Excerpts from a dataset
=-=-=
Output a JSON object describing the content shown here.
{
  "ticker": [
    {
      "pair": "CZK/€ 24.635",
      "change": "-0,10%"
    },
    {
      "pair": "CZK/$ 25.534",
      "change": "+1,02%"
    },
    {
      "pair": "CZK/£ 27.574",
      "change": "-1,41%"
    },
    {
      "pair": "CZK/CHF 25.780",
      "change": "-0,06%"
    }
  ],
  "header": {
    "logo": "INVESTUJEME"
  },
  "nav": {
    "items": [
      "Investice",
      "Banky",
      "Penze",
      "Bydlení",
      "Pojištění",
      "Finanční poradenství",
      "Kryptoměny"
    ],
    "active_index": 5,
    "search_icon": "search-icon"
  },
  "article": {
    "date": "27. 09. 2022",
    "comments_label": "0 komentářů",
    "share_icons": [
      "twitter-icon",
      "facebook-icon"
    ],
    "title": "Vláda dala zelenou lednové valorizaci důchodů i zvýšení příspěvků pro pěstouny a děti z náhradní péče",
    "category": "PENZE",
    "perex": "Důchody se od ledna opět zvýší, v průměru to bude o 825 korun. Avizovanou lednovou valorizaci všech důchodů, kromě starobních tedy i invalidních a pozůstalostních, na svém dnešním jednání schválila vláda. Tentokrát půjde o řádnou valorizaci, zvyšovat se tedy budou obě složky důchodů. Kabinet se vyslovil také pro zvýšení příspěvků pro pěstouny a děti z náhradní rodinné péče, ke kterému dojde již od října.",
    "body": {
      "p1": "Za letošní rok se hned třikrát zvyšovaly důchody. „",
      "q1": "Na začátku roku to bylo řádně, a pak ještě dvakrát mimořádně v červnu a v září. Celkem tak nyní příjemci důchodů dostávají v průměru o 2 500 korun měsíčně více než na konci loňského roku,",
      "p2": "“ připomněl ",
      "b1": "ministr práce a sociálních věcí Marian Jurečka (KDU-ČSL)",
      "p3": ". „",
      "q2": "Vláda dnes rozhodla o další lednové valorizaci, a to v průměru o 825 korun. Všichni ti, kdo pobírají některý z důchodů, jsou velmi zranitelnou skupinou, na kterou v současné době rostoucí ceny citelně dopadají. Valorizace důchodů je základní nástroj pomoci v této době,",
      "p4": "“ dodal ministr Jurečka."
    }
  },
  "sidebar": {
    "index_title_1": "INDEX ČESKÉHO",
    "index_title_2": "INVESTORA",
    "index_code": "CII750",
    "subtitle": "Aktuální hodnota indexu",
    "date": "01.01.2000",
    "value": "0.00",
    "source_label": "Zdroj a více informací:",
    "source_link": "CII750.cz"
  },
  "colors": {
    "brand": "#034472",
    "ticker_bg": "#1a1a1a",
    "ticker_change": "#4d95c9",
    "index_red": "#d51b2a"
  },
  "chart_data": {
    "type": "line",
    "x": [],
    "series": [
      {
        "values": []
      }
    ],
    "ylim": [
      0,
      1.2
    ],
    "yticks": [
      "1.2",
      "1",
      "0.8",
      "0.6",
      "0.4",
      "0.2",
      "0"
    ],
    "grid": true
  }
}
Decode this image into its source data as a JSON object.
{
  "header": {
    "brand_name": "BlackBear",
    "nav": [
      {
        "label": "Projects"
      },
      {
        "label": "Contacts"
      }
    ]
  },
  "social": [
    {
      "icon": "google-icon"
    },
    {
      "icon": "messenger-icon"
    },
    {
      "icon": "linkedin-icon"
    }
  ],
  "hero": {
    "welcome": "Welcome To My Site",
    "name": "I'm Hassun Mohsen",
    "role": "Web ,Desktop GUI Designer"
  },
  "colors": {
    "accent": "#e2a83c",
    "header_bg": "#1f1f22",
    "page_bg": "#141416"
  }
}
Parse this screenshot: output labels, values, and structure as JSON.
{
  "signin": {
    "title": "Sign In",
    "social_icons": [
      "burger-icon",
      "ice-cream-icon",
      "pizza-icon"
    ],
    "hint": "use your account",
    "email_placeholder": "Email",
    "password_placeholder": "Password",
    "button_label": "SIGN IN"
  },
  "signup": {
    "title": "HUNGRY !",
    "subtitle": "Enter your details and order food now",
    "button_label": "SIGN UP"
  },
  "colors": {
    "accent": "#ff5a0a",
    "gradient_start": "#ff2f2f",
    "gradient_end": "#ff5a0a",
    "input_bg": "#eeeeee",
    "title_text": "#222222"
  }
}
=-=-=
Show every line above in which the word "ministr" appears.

      "b1": "ministr práce a sociálních věcí Marian Jurečka (KDU-ČSL)",
      "p4": "“ dodal ministr Jurečka."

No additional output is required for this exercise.